#### TASK OBJECTIVE:
Output all records exactly, with no images.

#### DATASET RECORDS:
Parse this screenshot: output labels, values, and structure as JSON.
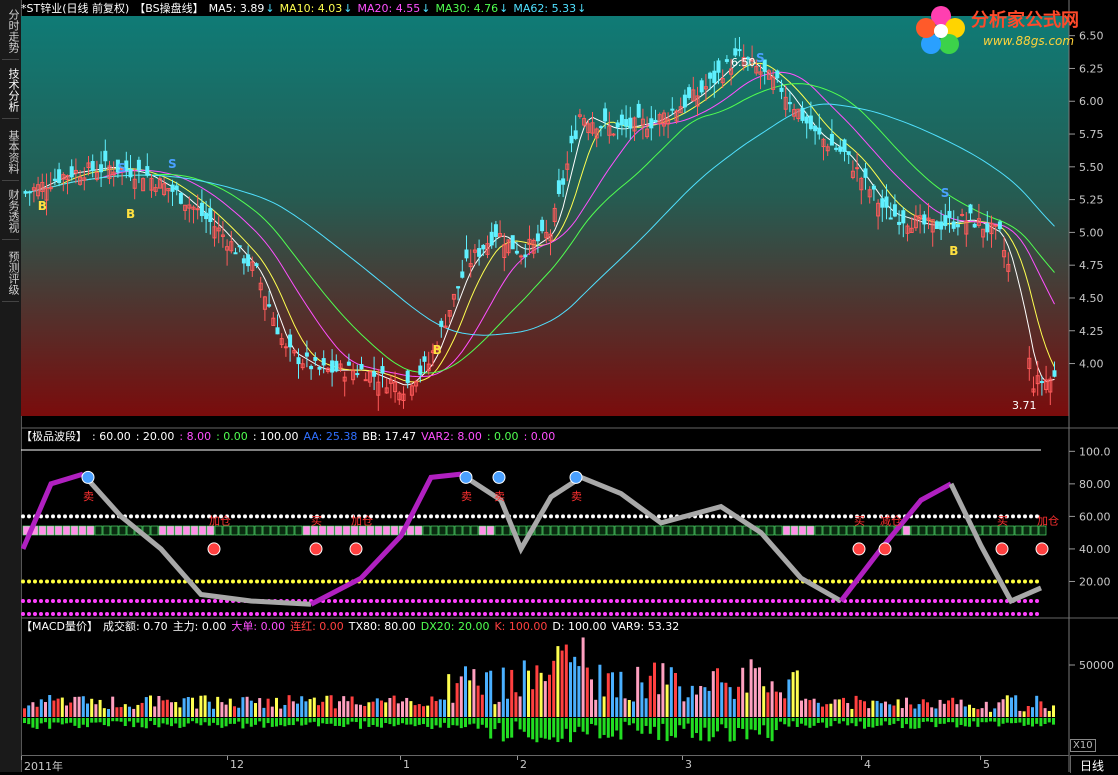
{
  "tabs": [
    {
      "label": "分时走势",
      "active": false
    },
    {
      "label": "技术分析",
      "active": true
    },
    {
      "label": "基本资料",
      "active": false
    },
    {
      "label": "财务透视",
      "active": false
    },
    {
      "label": "预测评级",
      "active": false
    }
  ],
  "price_header": {
    "title": "*ST锌业(日线 前复权)",
    "formula": "【BS操盘线】",
    "ma": [
      {
        "label": "MA5: 3.89",
        "arrow": "↓",
        "color": "#ffffff"
      },
      {
        "label": "MA10: 4.03",
        "arrow": "↓",
        "color": "#ffff50"
      },
      {
        "label": "MA20: 4.55",
        "arrow": "↓",
        "color": "#ff50ff"
      },
      {
        "label": "MA30: 4.76",
        "arrow": "↓",
        "color": "#50ff50"
      },
      {
        "label": "MA62: 5.33",
        "arrow": "↓",
        "color": "#50e0ff"
      }
    ]
  },
  "logo": {
    "name": "分析家公式网",
    "url": "www.88gs.com"
  },
  "price_scale": [
    "6.50",
    "6.25",
    "6.00",
    "5.75",
    "5.50",
    "5.25",
    "5.00",
    "4.75",
    "4.50",
    "4.25",
    "4.00"
  ],
  "annotations": {
    "high": "6.50",
    "low": "3.71",
    "sell": "S",
    "buy": "B"
  },
  "indicator_header": {
    "name": "【极品波段】",
    "values": [
      {
        "label": ": 60.00",
        "color": "#ffffff"
      },
      {
        "label": ": 20.00",
        "color": "#ffffff"
      },
      {
        "label": ": 8.00",
        "color": "#ff50ff"
      },
      {
        "label": ": 0.00",
        "color": "#50ff50"
      },
      {
        "label": ": 100.00",
        "color": "#ffffff"
      },
      {
        "label": "AA: 25.38",
        "color": "#3070ff"
      },
      {
        "label": "BB: 17.47",
        "color": "#ffffff"
      },
      {
        "label": "VAR2: 8.00",
        "color": "#ff50ff"
      },
      {
        "label": ": 0.00",
        "color": "#50ff50"
      },
      {
        "label": ": 0.00",
        "color": "#ff50ff"
      }
    ]
  },
  "indicator_scale": [
    "100.0",
    "80.00",
    "60.00",
    "40.00",
    "20.00"
  ],
  "indicator_labels": {
    "sell": "卖",
    "buy": "买",
    "add": "加仓",
    "reduce": "减仓"
  },
  "volume_header": {
    "name": "【MACD量价】",
    "values": [
      {
        "label": "成交额: 0.70",
        "color": "#ffffff"
      },
      {
        "label": "主力: 0.00",
        "color": "#ffffff"
      },
      {
        "label": "大单: 0.00",
        "color": "#ff50ff"
      },
      {
        "label": "连红: 0.00",
        "color": "#ff4040"
      },
      {
        "label": "TX80: 80.00",
        "color": "#ffffff"
      },
      {
        "label": "DX20: 20.00",
        "color": "#50ff50"
      },
      {
        "label": "K: 100.00",
        "color": "#ff4040"
      },
      {
        "label": "D: 100.00",
        "color": "#ffffff"
      },
      {
        "label": "VAR9: 53.32",
        "color": "#ffffff"
      }
    ]
  },
  "volume_scale": [
    "50000"
  ],
  "x10": "X10",
  "dates": [
    "2011年",
    "12",
    "1",
    "2",
    "3",
    "4",
    "5"
  ],
  "period": "日线"
}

#### TASK ANSWER:
Parse this screenshot: output labels, values, and structure as JSON.
{
  "tabs": [
    {
      "label": "分时走势",
      "active": false
    },
    {
      "label": "技术分析",
      "active": true
    },
    {
      "label": "基本资料",
      "active": false
    },
    {
      "label": "财务透视",
      "active": false
    },
    {
      "label": "预测评级",
      "active": false
    }
  ],
  "price_header": {
    "title": "*ST锌业(日线 前复权)",
    "formula": "【BS操盘线】",
    "ma": [
      {
        "label": "MA5: 3.89",
        "arrow": "↓",
        "color": "#ffffff"
      },
      {
        "label": "MA10: 4.03",
        "arrow": "↓",
        "color": "#ffff50"
      },
      {
        "label": "MA20: 4.55",
        "arrow": "↓",
        "color": "#ff50ff"
      },
      {
        "label": "MA30: 4.76",
        "arrow": "↓",
        "color": "#50ff50"
      },
      {
        "label": "MA62: 5.33",
        "arrow": "↓",
        "color": "#50e0ff"
      }
    ]
  },
  "logo": {
    "name": "分析家公式网",
    "url": "www.88gs.com"
  },
  "price_scale": [
    "6.50",
    "6.25",
    "6.00",
    "5.75",
    "5.50",
    "5.25",
    "5.00",
    "4.75",
    "4.50",
    "4.25",
    "4.00"
  ],
  "annotations": {
    "high": "6.50",
    "low": "3.71",
    "sell": "S",
    "buy": "B"
  },
  "indicator_header": {
    "name": "【极品波段】",
    "values": [
      {
        "label": ": 60.00",
        "color": "#ffffff"
      },
      {
        "label": ": 20.00",
        "color": "#ffffff"
      },
      {
        "label": ": 8.00",
        "color": "#ff50ff"
      },
      {
        "label": ": 0.00",
        "color": "#50ff50"
      },
      {
        "label": ": 100.00",
        "color": "#ffffff"
      },
      {
        "label": "AA: 25.38",
        "color": "#3070ff"
      },
      {
        "label": "BB: 17.47",
        "color": "#ffffff"
      },
      {
        "label": "VAR2: 8.00",
        "color": "#ff50ff"
      },
      {
        "label": ": 0.00",
        "color": "#50ff50"
      },
      {
        "label": ": 0.00",
        "color": "#ff50ff"
      }
    ]
  },
  "indicator_scale": [
    "100.0",
    "80.00",
    "60.00",
    "40.00",
    "20.00"
  ],
  "indicator_labels": {
    "sell": "卖",
    "buy": "买",
    "add": "加仓",
    "reduce": "减仓"
  },
  "volume_header": {
    "name": "【MACD量价】",
    "values": [
      {
        "label": "成交额: 0.70",
        "color": "#ffffff"
      },
      {
        "label": "主力: 0.00",
        "color": "#ffffff"
      },
      {
        "label": "大单: 0.00",
        "color": "#ff50ff"
      },
      {
        "label": "连红: 0.00",
        "color": "#ff4040"
      },
      {
        "label": "TX80: 80.00",
        "color": "#ffffff"
      },
      {
        "label": "DX20: 20.00",
        "color": "#50ff50"
      },
      {
        "label": "K: 100.00",
        "color": "#ff4040"
      },
      {
        "label": "D: 100.00",
        "color": "#ffffff"
      },
      {
        "label": "VAR9: 53.32",
        "color": "#ffffff"
      }
    ]
  },
  "volume_scale": [
    "50000"
  ],
  "x10": "X10",
  "dates": [
    "2011年",
    "12",
    "1",
    "2",
    "3",
    "4",
    "5"
  ],
  "period": "日线"
}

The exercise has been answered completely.